ORLANDO, Fla. — Retired NBA star Ray Allen said he is a victim of “catfishing,” and has asked a court to throw out a case where he is accused of stalking someone he met online.

Allen filed an emergency motion in Orange County, Florida, on Tuesday, one day after Bryant Coleman told the court he is being stalked by the 10-time All-Star and two-time NBA champion.

Allen said Coleman is the one who is stalking.

“Coleman pretended to be a number of attractive women interested in Ray Allen,” read the motion filed on Allen’s behalf. “Ray believed he was speaking with these women and communicated with them.”

Attorney David Oscar Markus released a statement saying Allen took legal action in an effort to put an end to threats against him and his family, and that Allen was the victim “of an online scheme to extract money and embarrass him by someone who appears to be troubled.”

In the filing, Allen said Coleman threatened to reveal details of their conversations, and that the sides eventually struck a deal to keep everything private. Allen said that deal has been violated and that Coleman has continued to harass him and his family through several social-media accounts.

“He posted about Ray’s wife, Ray’s children, Ray’s dog, Ray’s homes, Ray’s wife’s restaurant, and numerous other personal items,” read the motion. “Coleman not only posted about these things, he would actually post while physically located inside Ray’s wife’s restaurant in Orlando.
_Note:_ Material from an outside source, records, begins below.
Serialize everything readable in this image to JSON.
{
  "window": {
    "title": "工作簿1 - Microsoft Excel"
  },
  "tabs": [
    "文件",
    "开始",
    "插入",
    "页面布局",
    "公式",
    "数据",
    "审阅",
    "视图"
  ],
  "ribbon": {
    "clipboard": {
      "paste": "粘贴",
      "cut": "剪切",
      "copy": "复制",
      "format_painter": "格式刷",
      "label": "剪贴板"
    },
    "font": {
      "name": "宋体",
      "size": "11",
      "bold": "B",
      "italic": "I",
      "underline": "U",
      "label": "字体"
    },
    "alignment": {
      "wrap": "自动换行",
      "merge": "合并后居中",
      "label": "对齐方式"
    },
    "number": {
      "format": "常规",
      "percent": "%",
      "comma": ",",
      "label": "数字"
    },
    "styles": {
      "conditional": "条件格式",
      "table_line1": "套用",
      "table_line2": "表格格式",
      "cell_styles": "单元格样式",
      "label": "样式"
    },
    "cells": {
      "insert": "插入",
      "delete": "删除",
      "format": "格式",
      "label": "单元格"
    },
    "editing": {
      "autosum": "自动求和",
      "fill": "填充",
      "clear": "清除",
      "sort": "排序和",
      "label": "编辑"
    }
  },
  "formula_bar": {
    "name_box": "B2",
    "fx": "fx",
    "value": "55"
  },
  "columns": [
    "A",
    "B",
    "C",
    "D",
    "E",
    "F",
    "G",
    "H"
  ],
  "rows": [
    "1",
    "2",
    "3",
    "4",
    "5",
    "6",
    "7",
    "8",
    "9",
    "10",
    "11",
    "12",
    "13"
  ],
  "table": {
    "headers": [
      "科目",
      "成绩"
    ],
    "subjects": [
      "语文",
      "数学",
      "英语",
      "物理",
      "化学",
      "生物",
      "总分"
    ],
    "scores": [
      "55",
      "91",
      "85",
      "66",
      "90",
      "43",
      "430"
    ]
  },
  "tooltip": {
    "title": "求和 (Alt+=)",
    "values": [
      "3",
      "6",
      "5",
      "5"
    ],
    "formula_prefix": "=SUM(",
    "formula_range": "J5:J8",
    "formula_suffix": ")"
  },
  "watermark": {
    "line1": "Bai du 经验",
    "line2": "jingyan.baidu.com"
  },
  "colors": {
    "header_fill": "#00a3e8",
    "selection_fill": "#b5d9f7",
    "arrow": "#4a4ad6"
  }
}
And he would make sure they knew it, tagging Ray and his wife on those posts.”

Allen asked the court to stop Coleman from “cyber-stalking.” It was not clear if Coleman has an attorney, and a working phone number for him could not be found.

“Ray regrets ever engaging with this person online and is thankful they never met in person,” Markus said. “This experience has negatively impacted Ray, and he hopes that others might use his mistake to learn the dangers of communicating online with strangers.”

Allen is the NBA’s all-time leader in 3-pointers made. He starred in college at UConn and won championships with the Celtics in 2008 and Miami in 2013, the second title coming after he made one of the most dramatic shots in playoff history — a game-tying 3-pointer with 5.2 seconds left in regulation of Game 6 of The Finals against San Antonio, a game that the Heat would win in overtime to extend the series to a seventh game.

Allen also played for Milwaukee and Seattle, and last appeared in the league in 2014. He and his family have lived in the Miami area since.

© 2017 by The Associated Press